### The problem:
Below are records; please give the number of their lines that contain the string "grilla", and only that number.
[Given data — start]
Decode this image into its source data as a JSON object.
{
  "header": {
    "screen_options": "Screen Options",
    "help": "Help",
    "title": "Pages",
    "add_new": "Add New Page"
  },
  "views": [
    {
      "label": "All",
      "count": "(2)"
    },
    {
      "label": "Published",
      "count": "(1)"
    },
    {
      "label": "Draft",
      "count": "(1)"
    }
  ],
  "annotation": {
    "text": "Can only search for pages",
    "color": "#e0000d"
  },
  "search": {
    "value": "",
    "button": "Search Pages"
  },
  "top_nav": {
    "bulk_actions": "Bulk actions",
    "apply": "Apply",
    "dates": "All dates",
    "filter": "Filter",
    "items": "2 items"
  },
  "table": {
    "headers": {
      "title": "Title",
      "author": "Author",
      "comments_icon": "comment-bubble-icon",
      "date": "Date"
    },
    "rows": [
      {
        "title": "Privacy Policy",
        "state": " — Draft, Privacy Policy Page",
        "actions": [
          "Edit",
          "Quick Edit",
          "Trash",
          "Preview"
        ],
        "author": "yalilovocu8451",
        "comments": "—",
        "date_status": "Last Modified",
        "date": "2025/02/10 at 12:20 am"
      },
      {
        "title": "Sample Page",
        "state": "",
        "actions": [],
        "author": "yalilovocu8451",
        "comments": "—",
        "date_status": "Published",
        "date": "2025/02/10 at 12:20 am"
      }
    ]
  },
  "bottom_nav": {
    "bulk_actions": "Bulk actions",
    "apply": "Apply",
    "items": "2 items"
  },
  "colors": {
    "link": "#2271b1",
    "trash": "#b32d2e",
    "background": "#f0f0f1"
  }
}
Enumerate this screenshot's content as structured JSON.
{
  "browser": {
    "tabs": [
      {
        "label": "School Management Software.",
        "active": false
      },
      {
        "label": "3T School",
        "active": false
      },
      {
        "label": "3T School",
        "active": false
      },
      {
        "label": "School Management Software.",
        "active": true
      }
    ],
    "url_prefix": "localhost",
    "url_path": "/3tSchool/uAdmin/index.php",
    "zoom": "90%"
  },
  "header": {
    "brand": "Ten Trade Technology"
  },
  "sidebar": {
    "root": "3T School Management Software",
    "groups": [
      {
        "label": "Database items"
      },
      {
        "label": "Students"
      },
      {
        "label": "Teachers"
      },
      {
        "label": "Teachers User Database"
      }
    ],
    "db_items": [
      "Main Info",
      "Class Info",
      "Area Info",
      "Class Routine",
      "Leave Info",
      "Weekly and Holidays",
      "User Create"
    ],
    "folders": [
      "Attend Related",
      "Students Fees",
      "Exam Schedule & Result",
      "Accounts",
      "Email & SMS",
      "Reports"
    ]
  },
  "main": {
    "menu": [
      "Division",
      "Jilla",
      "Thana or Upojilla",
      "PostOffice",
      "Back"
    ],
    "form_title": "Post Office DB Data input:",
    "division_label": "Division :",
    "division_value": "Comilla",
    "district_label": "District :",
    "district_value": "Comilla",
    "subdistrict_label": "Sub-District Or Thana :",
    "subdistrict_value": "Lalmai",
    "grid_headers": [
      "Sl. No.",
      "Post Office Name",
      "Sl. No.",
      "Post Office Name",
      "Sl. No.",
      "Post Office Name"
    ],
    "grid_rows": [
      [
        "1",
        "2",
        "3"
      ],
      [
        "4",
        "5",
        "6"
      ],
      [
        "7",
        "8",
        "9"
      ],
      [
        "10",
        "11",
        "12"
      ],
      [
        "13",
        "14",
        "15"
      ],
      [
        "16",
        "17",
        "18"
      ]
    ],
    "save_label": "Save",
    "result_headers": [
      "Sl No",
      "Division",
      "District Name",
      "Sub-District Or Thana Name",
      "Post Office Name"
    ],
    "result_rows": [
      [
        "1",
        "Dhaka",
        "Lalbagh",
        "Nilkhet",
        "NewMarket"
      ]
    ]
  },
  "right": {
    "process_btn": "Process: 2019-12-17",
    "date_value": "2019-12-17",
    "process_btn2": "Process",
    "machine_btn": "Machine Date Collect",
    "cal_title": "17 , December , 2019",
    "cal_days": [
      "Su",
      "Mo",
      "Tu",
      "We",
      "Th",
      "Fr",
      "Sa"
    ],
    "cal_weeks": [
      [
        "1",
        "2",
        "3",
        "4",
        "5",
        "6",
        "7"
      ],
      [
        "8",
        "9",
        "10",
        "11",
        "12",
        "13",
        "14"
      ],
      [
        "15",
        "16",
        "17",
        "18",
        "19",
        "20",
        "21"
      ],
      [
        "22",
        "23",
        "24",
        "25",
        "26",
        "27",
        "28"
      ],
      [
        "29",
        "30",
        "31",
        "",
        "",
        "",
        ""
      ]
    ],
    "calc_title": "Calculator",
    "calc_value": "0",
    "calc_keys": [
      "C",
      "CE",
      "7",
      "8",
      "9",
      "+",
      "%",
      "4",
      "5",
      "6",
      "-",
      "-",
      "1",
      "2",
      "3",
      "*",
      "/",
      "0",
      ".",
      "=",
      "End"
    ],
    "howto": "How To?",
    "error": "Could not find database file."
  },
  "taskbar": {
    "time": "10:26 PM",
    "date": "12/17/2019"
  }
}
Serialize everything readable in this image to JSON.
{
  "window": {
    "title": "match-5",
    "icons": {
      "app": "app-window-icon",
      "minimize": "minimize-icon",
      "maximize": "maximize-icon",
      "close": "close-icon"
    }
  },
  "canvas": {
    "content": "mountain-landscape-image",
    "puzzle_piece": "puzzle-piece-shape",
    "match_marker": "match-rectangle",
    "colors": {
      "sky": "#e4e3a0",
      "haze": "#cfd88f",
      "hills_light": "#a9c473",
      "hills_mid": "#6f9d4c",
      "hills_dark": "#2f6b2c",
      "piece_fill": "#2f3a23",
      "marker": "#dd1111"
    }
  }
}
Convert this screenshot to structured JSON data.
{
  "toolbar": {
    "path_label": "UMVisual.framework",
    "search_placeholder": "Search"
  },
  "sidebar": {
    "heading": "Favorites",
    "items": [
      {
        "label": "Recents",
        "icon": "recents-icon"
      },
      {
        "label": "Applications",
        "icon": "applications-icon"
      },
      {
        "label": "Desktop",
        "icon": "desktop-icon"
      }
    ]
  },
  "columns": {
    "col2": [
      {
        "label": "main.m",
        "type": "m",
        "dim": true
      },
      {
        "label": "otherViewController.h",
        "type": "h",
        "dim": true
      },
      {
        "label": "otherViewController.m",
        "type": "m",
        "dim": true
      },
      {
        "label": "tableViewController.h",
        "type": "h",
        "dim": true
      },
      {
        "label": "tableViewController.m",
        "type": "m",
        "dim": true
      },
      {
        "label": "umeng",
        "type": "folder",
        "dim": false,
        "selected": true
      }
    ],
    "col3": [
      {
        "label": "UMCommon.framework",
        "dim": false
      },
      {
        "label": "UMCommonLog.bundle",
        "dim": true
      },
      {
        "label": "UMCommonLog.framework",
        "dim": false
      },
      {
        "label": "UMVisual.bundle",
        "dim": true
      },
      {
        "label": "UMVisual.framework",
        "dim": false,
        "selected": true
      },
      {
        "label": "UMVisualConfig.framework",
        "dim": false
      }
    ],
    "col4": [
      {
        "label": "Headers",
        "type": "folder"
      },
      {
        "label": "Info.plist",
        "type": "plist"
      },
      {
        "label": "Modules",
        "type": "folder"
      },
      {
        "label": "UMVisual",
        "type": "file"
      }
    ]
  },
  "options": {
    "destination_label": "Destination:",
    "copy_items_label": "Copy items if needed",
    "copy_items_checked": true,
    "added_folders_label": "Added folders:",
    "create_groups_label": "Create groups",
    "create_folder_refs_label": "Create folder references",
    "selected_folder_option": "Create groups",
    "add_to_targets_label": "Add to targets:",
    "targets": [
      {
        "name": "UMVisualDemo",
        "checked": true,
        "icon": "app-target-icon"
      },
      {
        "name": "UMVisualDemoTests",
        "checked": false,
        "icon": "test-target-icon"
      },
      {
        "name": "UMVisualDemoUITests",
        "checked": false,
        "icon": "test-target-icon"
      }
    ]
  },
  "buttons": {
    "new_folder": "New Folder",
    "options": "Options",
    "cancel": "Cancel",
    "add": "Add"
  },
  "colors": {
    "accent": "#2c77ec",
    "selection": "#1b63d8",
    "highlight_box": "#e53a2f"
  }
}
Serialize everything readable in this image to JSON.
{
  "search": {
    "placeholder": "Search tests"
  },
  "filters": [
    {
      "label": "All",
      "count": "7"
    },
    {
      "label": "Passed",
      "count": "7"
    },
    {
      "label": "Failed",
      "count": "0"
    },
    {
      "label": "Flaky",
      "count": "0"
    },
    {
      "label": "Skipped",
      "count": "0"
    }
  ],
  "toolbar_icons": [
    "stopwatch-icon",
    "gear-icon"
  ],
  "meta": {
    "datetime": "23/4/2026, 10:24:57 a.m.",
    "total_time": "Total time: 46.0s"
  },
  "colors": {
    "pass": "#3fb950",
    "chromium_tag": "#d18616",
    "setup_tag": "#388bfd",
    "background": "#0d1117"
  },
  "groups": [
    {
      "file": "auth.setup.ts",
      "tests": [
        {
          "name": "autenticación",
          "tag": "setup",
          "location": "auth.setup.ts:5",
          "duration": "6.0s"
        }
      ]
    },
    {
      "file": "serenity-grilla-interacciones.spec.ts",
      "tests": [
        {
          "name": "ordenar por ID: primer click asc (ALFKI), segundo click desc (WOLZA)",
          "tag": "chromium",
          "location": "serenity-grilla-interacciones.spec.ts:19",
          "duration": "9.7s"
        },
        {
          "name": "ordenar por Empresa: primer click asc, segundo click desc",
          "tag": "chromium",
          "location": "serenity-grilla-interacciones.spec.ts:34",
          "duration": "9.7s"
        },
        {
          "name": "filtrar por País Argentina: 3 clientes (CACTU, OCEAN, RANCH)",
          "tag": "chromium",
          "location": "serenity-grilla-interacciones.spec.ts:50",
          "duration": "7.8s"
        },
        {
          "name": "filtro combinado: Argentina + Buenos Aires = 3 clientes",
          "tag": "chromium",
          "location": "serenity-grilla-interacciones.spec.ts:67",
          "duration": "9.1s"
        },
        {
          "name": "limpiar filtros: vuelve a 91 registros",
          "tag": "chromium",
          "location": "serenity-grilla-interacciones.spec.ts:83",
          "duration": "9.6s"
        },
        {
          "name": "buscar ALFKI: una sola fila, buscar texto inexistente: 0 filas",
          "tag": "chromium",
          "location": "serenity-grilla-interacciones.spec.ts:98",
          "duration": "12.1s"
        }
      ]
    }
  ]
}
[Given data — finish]
### Reply:
7